◆ About this exercise ◆
Which of the lines below contain the string "name"? Copy each one.
--*--
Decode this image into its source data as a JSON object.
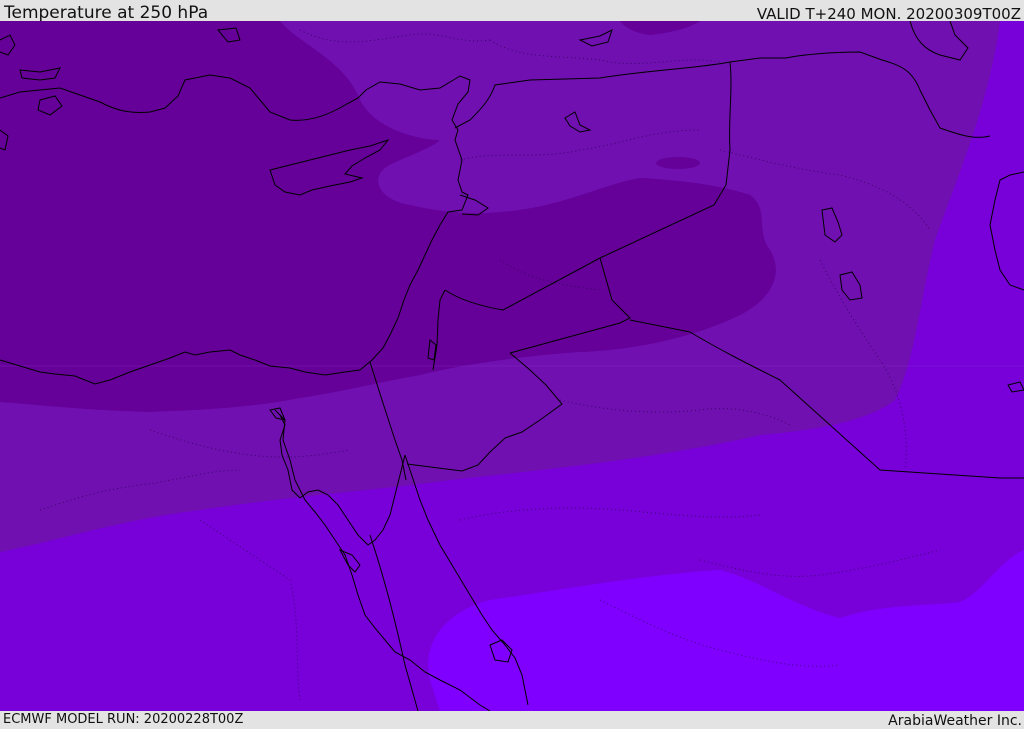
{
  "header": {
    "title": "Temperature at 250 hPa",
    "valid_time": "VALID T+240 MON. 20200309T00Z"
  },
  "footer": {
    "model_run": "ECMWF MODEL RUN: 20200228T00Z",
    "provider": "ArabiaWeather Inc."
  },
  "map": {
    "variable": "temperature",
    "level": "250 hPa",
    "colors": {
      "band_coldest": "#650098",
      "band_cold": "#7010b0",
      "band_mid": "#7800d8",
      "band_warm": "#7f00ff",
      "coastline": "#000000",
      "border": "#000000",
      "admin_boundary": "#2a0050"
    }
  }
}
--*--
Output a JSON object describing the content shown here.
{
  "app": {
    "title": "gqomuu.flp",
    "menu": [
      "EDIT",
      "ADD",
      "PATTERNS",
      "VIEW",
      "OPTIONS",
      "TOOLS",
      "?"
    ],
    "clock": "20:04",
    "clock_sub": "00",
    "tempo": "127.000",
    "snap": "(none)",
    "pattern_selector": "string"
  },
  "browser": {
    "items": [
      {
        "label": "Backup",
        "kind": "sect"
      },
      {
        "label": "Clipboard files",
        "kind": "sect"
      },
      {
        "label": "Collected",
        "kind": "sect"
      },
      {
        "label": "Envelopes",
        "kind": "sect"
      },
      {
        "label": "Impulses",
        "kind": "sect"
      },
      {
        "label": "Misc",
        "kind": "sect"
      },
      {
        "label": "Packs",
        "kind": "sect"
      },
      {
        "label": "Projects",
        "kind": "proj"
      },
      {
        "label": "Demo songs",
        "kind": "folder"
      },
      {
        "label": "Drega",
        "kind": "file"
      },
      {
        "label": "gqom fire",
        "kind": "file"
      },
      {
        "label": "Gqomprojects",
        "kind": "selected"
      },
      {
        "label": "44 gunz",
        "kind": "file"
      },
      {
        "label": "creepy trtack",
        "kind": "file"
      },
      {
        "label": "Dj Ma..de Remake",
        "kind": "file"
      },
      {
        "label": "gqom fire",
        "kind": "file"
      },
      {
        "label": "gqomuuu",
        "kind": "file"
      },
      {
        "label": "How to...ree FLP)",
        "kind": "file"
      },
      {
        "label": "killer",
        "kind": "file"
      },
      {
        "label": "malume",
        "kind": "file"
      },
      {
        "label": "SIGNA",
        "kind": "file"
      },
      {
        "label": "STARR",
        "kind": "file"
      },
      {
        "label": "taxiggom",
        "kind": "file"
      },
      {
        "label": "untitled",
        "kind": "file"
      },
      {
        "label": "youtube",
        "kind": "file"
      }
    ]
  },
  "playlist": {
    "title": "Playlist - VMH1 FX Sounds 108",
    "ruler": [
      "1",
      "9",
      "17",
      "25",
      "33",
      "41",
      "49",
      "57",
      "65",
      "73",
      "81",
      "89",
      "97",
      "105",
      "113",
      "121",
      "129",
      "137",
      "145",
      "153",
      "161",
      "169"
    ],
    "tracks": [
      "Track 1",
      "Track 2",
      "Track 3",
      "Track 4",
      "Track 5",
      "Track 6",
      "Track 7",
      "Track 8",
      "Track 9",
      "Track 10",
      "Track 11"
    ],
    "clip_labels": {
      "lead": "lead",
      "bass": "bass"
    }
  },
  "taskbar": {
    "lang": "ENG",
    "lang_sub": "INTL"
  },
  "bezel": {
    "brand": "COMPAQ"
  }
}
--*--
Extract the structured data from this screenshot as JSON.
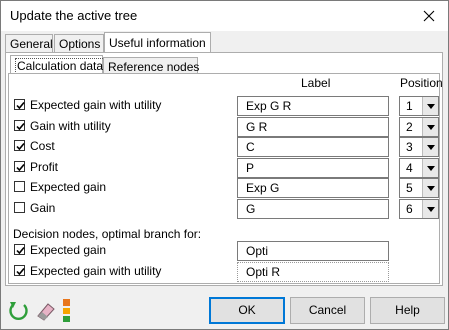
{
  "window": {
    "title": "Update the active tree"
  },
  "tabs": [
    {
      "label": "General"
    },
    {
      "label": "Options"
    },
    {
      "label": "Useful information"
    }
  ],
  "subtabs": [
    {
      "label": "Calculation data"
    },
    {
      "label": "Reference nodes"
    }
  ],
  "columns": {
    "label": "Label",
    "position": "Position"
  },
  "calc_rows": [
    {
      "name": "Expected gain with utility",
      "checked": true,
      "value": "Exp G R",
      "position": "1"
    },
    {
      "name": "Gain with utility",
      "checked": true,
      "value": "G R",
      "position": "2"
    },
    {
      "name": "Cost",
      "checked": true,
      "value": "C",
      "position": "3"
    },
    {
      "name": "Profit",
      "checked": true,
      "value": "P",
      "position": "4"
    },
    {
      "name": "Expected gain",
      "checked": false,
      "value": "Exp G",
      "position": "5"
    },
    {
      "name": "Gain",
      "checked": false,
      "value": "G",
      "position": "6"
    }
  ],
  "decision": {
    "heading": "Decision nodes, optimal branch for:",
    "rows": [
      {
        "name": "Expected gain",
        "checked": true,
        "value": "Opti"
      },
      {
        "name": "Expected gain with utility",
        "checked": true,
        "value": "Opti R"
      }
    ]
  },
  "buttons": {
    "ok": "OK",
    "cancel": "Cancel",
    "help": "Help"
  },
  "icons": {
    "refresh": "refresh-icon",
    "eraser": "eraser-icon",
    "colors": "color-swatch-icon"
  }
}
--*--
◆ Final answer ◆
      "name": "Expected gain with utility",
      "name": "Gain with utility",
      "name": "Cost",
      "name": "Profit",
      "name": "Expected gain",
      "name": "Gain",
        "name": "Expected gain",
        "name": "Expected gain with utility",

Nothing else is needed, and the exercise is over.